» **Description of the task**
A single number is the answer: the count of lines below that contain "Vancouver".

○ ○ ○ ○ ○ ○ ○

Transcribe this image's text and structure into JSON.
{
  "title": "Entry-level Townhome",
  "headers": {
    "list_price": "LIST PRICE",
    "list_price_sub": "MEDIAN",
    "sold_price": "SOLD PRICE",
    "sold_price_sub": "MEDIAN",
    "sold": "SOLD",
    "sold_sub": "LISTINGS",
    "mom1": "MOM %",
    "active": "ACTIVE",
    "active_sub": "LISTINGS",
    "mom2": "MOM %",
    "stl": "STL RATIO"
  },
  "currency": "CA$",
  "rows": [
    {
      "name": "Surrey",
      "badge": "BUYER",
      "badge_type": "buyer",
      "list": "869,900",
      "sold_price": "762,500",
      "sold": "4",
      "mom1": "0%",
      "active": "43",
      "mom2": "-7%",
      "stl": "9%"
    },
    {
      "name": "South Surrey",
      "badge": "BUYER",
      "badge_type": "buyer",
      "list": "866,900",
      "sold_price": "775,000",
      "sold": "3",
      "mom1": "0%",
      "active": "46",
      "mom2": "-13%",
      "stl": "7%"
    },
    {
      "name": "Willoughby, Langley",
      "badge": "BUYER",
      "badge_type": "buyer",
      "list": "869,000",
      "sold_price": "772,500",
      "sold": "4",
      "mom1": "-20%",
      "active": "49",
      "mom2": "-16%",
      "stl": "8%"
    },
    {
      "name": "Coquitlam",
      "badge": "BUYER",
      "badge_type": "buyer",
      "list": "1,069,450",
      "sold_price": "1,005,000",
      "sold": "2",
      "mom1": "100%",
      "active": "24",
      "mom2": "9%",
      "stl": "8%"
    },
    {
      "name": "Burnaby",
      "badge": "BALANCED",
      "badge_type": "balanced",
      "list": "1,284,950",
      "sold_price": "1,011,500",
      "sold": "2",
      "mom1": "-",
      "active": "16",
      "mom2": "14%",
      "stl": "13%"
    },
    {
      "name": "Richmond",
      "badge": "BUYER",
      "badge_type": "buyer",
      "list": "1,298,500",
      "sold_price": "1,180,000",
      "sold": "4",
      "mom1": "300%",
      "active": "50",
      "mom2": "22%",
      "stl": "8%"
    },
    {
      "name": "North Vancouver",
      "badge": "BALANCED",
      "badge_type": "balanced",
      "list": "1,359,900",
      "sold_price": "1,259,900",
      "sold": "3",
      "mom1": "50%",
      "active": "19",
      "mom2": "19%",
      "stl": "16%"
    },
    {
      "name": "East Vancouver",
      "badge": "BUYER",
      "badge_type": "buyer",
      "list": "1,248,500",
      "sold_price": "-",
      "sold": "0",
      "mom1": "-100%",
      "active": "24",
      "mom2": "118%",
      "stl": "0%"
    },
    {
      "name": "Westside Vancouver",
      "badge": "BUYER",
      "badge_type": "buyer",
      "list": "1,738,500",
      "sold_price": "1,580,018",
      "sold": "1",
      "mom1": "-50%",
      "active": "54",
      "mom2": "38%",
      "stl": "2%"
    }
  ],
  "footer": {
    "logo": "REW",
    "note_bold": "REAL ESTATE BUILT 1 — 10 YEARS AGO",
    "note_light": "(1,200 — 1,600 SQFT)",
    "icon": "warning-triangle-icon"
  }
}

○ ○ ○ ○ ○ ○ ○

» **Result below**
3